Moral relativism is an approach to ethics. It is the belief that morality does not relate to any absolute standards of right or wrong, but things such as circumstances and culture affect what is perceived to be ‘good’ and ‘bad’ or ‘right’ or ‘wrong’. The idea behind moral relativism is to make the right decision based on the current situation. By taking each choice at a time and weighing up the pros and cons, moral relativists should be able to make a decision that suits everybody involved.
A relativist would never view two situations the same, as they know that no two situations can ever be identical. In this way moral relativists are the opposite of absolutes, such as strict upholders of the natural law approach to ethics. This is because moral relativists can never rule anything out or say that anything is defiantly wrong, that is relativist to the situation they are in, for instance, an absolute would argue that in any case of abortion it is always wrong, and should never be done. Whereas a relativist would argue is right in some cases for example rape, and wrong in others for example, just because you don’t want the baby.

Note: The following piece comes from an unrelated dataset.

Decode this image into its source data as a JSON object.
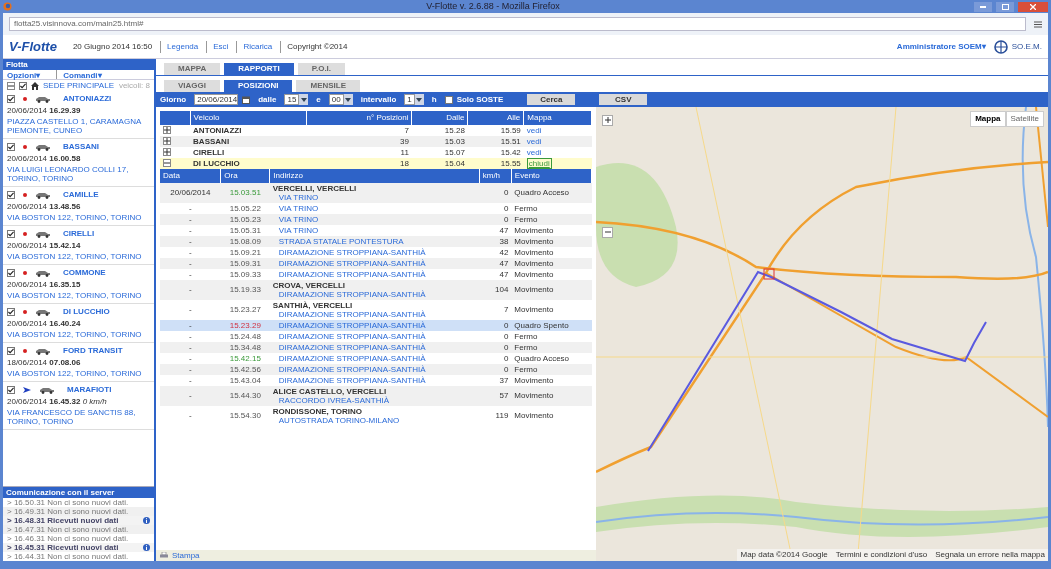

There are many relativist approaches to moral decision-making. Situation ethics is the theory that the right moral behaviour can be different for different people, according to the circumstances in which they find themselves. The term ‘situation ethics’ is usually associated with the American writer Joseph Fletcher, who wrote a book about situation ethics. Situation ethics is also to encourage people to behave as adults and to use their own common sense when making moral decisions. Situation ethics has many advantages including; the fact that it allows people to take responsibility for their own decision making and encourages them to use their freedom of choice. It also provides a way in which Christians can make decisions about issues not associated with the bible.
There are also many criticisms of situation ethics; it gives some people too much responsibility, which they cannot cope with. It also expects too much of people. It may also sometimes go against what the bible states.
Other approaches of moral relativism are social contract theory which looks at how Thomas Hobbes argue that right and wrong id determined by the need for people to curb their naturally selfish desires and work in the intre3sts of the group.
Also utilitarianism, a system proposed by Jeremy Benthan and John Stuart Mill looks at how there is no ultimate or absolute goodness but find a course of action that will please the majority.
‘The problem with moral relativists theories is that they do not provide any definite answers.’ Discuss.
Some people would agree with this statemant as moral relativism theories do not provide any definite answers as it lets people use their own opinions, views and ideas of what is right and wrong. Many of the approaches argue that, for example situation ethics (Joseph Fletcher) argued that the right moral behaviour could be different for different people. An example of this would that some people find it mor4ally wrong to eat meat because we are killing animals, and people believe that they have rights. However other people would argue against this and say that eating meat is morally right because without us breeding them to eat them they would be extinct. Therefore there is no definite answer to this situation.
Other people would disagree with this statement, as they would argue that moral relativists theories do provide a definite answer. For example in the case of a young girl who has been raped wanting an abortion, and a y woman how is pregnant and doesn’t want a baby yet wanting an abortion. Who should be allowed the abortion?
In this case there would be a definite answer because it would be morally right for the girl the have an abortion as she did not choose to become pregnant and does not have to have her life ruined because of being raped. Therefore it will always be morally right for this girl to have an abortion in this case. However in the woman’s case it would be seen as defiantly morally wrong to have the abortion as she has no valid reason to kill the unborn child, she is physically and mentally fit top have a baby and it would not harm her in any way. Therefore it is a definite wrong for the woman to kill a baby for the fact that she doe not want a baby yet, it is her fault for not using protection. Therefore in these case is a definite right to let the young girl have an abortion, but it is a definite wrong for the woman to have the abortion.
Also systems such as the natural law leave little doubt and choice. The natural law is our inborn sense of right and wrong, discovered through the conscience. Natural law is an absolute, and our belief of what is always right and wrong. For example I believe that it is always wrong to smoke, and that it is always wrong to drink and drive.